From first line to last, copy the material below exactly.

===== Supplied data =====

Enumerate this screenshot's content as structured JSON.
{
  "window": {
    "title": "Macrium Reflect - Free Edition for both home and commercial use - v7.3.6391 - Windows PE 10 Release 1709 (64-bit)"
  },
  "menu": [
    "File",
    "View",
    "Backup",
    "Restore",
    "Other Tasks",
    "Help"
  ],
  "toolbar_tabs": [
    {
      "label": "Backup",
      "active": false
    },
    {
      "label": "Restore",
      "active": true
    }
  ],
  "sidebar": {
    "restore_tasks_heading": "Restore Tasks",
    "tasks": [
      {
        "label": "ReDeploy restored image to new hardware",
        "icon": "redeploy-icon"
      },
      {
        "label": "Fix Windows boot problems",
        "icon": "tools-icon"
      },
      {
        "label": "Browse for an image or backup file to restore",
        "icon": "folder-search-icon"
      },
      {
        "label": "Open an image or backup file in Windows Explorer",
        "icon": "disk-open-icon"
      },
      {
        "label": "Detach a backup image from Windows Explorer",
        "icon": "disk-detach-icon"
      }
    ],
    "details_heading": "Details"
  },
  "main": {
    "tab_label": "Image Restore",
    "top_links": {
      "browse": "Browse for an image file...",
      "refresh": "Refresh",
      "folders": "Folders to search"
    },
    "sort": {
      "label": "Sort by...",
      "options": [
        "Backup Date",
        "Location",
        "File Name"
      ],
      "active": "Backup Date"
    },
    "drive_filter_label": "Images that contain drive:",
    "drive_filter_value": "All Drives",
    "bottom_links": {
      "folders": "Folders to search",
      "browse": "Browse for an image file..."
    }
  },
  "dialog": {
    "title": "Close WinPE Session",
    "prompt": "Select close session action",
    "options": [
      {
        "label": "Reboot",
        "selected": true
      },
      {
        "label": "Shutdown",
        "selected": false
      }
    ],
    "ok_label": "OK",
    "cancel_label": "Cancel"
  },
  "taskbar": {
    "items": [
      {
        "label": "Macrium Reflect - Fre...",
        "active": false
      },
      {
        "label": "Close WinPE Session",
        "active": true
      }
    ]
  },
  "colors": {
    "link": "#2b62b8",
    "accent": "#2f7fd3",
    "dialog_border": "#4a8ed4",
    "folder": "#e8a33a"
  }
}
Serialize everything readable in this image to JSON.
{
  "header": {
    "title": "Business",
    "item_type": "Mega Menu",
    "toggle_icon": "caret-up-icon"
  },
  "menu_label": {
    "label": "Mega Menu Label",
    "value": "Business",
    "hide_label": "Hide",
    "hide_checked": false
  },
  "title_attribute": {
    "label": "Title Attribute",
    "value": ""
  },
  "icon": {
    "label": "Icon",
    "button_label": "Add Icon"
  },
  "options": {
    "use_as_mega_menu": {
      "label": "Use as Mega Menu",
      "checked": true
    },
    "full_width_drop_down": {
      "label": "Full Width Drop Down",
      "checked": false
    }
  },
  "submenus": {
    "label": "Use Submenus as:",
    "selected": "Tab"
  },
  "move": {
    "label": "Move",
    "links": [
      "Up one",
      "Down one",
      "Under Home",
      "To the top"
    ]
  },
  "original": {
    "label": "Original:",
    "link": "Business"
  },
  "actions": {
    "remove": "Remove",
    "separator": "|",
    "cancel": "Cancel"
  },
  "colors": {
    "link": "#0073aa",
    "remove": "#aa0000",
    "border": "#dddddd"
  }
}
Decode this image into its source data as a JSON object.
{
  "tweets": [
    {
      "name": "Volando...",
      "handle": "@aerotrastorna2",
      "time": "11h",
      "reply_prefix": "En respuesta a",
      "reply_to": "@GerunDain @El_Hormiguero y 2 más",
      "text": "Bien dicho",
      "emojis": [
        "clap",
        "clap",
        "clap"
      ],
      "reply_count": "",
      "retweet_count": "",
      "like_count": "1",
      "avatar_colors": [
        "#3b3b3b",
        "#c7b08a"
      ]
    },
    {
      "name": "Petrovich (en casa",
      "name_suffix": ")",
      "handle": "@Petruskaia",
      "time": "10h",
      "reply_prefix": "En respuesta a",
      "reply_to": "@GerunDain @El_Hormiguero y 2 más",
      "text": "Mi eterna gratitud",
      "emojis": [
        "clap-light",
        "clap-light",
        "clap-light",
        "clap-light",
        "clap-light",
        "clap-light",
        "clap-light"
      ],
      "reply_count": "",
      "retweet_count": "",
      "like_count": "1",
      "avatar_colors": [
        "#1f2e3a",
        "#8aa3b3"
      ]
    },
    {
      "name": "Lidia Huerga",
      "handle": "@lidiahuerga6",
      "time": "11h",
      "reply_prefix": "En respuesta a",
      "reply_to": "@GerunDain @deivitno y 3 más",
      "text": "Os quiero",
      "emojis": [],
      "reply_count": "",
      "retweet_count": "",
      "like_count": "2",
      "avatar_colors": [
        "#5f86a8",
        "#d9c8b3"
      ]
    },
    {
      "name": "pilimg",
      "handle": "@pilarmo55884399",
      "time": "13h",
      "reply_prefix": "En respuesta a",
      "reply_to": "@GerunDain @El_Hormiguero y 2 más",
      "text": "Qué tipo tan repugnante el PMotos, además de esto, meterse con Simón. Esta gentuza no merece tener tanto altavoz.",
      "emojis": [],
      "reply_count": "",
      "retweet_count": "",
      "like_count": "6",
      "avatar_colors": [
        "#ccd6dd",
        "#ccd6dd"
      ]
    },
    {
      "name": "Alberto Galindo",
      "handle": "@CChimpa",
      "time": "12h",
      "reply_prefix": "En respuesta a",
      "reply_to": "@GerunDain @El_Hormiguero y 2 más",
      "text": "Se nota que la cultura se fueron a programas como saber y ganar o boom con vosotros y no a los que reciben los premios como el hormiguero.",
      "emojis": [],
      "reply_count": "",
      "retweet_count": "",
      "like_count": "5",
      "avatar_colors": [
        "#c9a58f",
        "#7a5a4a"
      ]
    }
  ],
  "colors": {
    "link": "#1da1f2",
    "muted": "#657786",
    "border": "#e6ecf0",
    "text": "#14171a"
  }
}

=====

■ **Answer**:
Enumerate this screenshot's content as structured JSON.
{
  "window": {
    "title": "Macrium Reflect - Free Edition for both home and commercial use - v7.3.6391 - Windows PE 10 Release 1709 (64-bit)"
  },
  "menu": [
    "File",
    "View",
    "Backup",
    "Restore",
    "Other Tasks",
    "Help"
  ],
  "toolbar_tabs": [
    {
      "label": "Backup",
      "active": false
    },
    {
      "label": "Restore",
      "active": true
    }
  ],
  "sidebar": {
    "restore_tasks_heading": "Restore Tasks",
    "tasks": [
      {
        "label": "ReDeploy restored image to new hardware",
        "icon": "redeploy-icon"
      },
      {
        "label": "Fix Windows boot problems",
        "icon": "tools-icon"
      },
      {
        "label": "Browse for an image or backup file to restore",
        "icon": "folder-search-icon"
      },
      {
        "label": "Open an image or backup file in Windows Explorer",
        "icon": "disk-open-icon"
      },
      {
        "label": "Detach a backup image from Windows Explorer",
        "icon": "disk-detach-icon"
      }
    ],
    "details_heading": "Details"
  },
  "main": {
    "tab_label": "Image Restore",
    "top_links": {
      "browse": "Browse for an image file...",
      "refresh": "Refresh",
      "folders": "Folders to search"
    },
    "sort": {
      "label": "Sort by...",
      "options": [
        "Backup Date",
        "Location",
        "File Name"
      ],
      "active": "Backup Date"
    },
    "drive_filter_label": "Images that contain drive:",
    "drive_filter_value": "All Drives",
    "bottom_links": {
      "folders": "Folders to search",
      "browse": "Browse for an image file..."
    }
  },
  "dialog": {
    "title": "Close WinPE Session",
    "prompt": "Select close session action",
    "options": [
      {
        "label": "Reboot",
        "selected": true
      },
      {
        "label": "Shutdown",
        "selected": false
      }
    ],
    "ok_label": "OK",
    "cancel_label": "Cancel"
  },
  "taskbar": {
    "items": [
      {
        "label": "Macrium Reflect - Fre...",
        "active": false
      },
      {
        "label": "Close WinPE Session",
        "active": true
      }
    ]
  },
  "colors": {
    "link": "#2b62b8",
    "accent": "#2f7fd3",
    "dialog_border": "#4a8ed4",
    "folder": "#e8a33a"
  }
}
Serialize everything readable in this image to JSON.
{
  "header": {
    "title": "Business",
    "item_type": "Mega Menu",
    "toggle_icon": "caret-up-icon"
  },
  "menu_label": {
    "label": "Mega Menu Label",
    "value": "Business",
    "hide_label": "Hide",
    "hide_checked": false
  },
  "title_attribute": {
    "label": "Title Attribute",
    "value": ""
  },
  "icon": {
    "label": "Icon",
    "button_label": "Add Icon"
  },
  "options": {
    "use_as_mega_menu": {
      "label": "Use as Mega Menu",
      "checked": true
    },
    "full_width_drop_down": {
      "label": "Full Width Drop Down",
      "checked": false
    }
  },
  "submenus": {
    "label": "Use Submenus as:",
    "selected": "Tab"
  },
  "move": {
    "label": "Move",
    "links": [
      "Up one",
      "Down one",
      "Under Home",
      "To the top"
    ]
  },
  "original": {
    "label": "Original:",
    "link": "Business"
  },
  "actions": {
    "remove": "Remove",
    "separator": "|",
    "cancel": "Cancel"
  },
  "colors": {
    "link": "#0073aa",
    "remove": "#aa0000",
    "border": "#dddddd"
  }
}
Decode this image into its source data as a JSON object.
{
  "tweets": [
    {
      "name": "Volando...",
      "handle": "@aerotrastorna2",
      "time": "11h",
      "reply_prefix": "En respuesta a",
      "reply_to": "@GerunDain @El_Hormiguero y 2 más",
      "text": "Bien dicho",
      "emojis": [
        "clap",
        "clap",
        "clap"
      ],
      "reply_count": "",
      "retweet_count": "",
      "like_count": "1",
      "avatar_colors": [
        "#3b3b3b",
        "#c7b08a"
      ]
    },
    {
      "name": "Petrovich (en casa",
      "name_suffix": ")",
      "handle": "@Petruskaia",
      "time": "10h",
      "reply_prefix": "En respuesta a",
      "reply_to": "@GerunDain @El_Hormiguero y 2 más",
      "text": "Mi eterna gratitud",
      "emojis": [
        "clap-light",
        "clap-light",
        "clap-light",
        "clap-light",
        "clap-light",
        "clap-light",
        "clap-light"
      ],
      "reply_count": "",
      "retweet_count": "",
      "like_count": "1",
      "avatar_colors": [
        "#1f2e3a",
        "#8aa3b3"
      ]
    },
    {
      "name": "Lidia Huerga",
      "handle": "@lidiahuerga6",
      "time": "11h",
      "reply_prefix": "En respuesta a",
      "reply_to": "@GerunDain @deivitno y 3 más",
      "text": "Os quiero",
      "emojis": [],
      "reply_count": "",
      "retweet_count": "",
      "like_count": "2",
      "avatar_colors": [
        "#5f86a8",
        "#d9c8b3"
      ]
    },
    {
      "name": "pilimg",
      "handle": "@pilarmo55884399",
      "time": "13h",
      "reply_prefix": "En respuesta a",
      "reply_to": "@GerunDain @El_Hormiguero y 2 más",
      "text": "Qué tipo tan repugnante el PMotos, además de esto, meterse con Simón. Esta gentuza no merece tener tanto altavoz.",
      "emojis": [],
      "reply_count": "",
      "retweet_count": "",
      "like_count": "6",
      "avatar_colors": [
        "#ccd6dd",
        "#ccd6dd"
      ]
    },
    {
      "name": "Alberto Galindo",
      "handle": "@CChimpa",
      "time": "12h",
      "reply_prefix": "En respuesta a",
      "reply_to": "@GerunDain @El_Hormiguero y 2 más",
      "text": "Se nota que la cultura se fueron a programas como saber y ganar o boom con vosotros y no a los que reciben los premios como el hormiguero.",
      "emojis": [],
      "reply_count": "",
      "retweet_count": "",
      "like_count": "5",
      "avatar_colors": [
        "#c9a58f",
        "#7a5a4a"
      ]
    }
  ],
  "colors": {
    "link": "#1da1f2",
    "muted": "#657786",
    "border": "#e6ecf0",
    "text": "#14171a"
  }
}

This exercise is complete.